**WHAT TO PRODUCE**
Take every line containing "accent" out of the records.
**** DATA EXTRACT ****
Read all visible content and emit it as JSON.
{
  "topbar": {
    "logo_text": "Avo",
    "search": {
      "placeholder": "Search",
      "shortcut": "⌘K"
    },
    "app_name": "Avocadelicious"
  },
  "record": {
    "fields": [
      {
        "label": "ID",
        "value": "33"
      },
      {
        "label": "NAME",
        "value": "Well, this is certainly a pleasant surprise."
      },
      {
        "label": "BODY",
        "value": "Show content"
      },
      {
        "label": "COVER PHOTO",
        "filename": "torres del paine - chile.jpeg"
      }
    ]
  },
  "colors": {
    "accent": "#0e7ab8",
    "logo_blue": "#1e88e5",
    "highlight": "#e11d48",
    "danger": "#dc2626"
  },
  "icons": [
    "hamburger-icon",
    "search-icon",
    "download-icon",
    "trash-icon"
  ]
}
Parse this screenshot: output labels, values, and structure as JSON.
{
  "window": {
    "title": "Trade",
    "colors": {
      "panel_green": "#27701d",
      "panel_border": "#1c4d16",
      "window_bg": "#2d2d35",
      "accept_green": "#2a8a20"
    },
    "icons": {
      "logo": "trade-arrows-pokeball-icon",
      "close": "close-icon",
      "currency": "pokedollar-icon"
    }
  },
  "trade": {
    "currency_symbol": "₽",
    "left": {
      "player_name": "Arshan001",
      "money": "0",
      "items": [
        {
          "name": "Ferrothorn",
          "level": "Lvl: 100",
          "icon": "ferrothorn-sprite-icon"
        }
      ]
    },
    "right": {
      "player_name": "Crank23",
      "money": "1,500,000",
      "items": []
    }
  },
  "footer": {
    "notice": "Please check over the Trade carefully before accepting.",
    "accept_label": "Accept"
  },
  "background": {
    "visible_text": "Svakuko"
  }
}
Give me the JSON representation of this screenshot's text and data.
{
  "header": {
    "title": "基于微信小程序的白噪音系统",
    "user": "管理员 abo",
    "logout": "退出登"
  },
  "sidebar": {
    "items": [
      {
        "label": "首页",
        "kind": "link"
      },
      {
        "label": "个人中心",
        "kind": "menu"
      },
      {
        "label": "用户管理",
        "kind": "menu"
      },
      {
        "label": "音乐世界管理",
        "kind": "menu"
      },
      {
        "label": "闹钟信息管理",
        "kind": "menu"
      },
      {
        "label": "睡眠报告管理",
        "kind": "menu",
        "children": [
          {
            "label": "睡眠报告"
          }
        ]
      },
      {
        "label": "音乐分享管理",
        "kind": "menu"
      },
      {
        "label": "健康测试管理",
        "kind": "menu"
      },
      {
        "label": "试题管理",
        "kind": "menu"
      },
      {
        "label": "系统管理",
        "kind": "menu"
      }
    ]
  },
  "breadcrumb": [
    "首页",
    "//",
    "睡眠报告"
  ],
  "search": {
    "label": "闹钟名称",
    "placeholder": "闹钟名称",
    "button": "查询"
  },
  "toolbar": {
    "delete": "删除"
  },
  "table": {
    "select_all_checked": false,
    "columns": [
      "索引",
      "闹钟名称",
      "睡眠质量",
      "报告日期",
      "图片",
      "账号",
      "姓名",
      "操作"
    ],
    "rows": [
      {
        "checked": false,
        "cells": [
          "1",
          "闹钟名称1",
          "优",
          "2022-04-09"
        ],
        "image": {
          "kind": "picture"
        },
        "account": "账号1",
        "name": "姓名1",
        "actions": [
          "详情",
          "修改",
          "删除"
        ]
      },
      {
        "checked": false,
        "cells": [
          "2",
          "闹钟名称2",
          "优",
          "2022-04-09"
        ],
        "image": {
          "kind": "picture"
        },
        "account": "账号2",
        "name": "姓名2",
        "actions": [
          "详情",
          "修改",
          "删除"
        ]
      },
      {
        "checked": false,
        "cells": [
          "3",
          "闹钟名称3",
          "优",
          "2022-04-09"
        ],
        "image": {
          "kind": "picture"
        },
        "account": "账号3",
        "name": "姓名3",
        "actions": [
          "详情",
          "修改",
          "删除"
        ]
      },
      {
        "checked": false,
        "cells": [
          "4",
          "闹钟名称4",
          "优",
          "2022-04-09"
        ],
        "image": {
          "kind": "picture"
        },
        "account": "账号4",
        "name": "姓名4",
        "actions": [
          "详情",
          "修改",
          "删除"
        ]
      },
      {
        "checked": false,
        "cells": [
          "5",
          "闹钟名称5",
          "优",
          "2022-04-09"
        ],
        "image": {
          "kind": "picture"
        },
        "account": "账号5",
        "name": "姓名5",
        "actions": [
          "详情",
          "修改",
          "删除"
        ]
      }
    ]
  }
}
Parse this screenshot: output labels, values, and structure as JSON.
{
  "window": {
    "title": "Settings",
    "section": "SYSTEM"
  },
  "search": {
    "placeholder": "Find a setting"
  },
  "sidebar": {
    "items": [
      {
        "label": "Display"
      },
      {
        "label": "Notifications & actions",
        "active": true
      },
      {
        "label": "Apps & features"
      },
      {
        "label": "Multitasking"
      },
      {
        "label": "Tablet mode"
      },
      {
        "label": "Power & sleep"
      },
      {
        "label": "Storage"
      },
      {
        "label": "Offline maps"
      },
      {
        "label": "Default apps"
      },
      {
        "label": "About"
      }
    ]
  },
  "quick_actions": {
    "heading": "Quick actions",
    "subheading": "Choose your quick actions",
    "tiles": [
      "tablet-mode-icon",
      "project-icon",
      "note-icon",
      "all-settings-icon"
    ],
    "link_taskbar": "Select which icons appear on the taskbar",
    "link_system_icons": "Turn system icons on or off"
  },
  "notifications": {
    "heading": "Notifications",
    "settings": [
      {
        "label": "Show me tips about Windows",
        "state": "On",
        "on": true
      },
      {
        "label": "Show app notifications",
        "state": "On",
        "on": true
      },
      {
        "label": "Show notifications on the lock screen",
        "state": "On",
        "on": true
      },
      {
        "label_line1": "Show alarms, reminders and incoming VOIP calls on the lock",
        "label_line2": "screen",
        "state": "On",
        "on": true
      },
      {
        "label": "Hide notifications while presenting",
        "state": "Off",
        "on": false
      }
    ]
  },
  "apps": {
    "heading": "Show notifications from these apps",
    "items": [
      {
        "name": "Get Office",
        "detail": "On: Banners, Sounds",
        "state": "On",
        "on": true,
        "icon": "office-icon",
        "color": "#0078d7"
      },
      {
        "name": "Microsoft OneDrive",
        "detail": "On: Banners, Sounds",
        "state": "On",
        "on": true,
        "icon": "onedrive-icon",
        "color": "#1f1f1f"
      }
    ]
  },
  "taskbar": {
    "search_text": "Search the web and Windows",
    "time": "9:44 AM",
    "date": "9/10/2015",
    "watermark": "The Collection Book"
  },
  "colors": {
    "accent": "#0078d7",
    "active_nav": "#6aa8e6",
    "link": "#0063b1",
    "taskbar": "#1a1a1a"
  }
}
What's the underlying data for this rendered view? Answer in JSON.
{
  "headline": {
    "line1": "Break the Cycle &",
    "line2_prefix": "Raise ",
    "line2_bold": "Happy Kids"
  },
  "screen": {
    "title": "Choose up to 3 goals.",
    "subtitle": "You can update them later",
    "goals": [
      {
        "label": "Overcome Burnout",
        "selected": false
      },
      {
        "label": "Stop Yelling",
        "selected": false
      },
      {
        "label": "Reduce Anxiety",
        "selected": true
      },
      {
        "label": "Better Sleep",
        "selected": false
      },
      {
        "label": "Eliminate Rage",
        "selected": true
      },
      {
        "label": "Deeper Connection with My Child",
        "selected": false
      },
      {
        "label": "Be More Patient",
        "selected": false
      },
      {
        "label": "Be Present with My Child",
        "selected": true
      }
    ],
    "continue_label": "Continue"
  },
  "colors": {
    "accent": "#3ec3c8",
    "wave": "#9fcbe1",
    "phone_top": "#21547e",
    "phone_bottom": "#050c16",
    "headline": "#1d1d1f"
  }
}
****
**PROBLEM SOLUTION**
    "accent": "#0e7ab8",
    "accent": "#0078d7",
    "accent": "#3ec3c8",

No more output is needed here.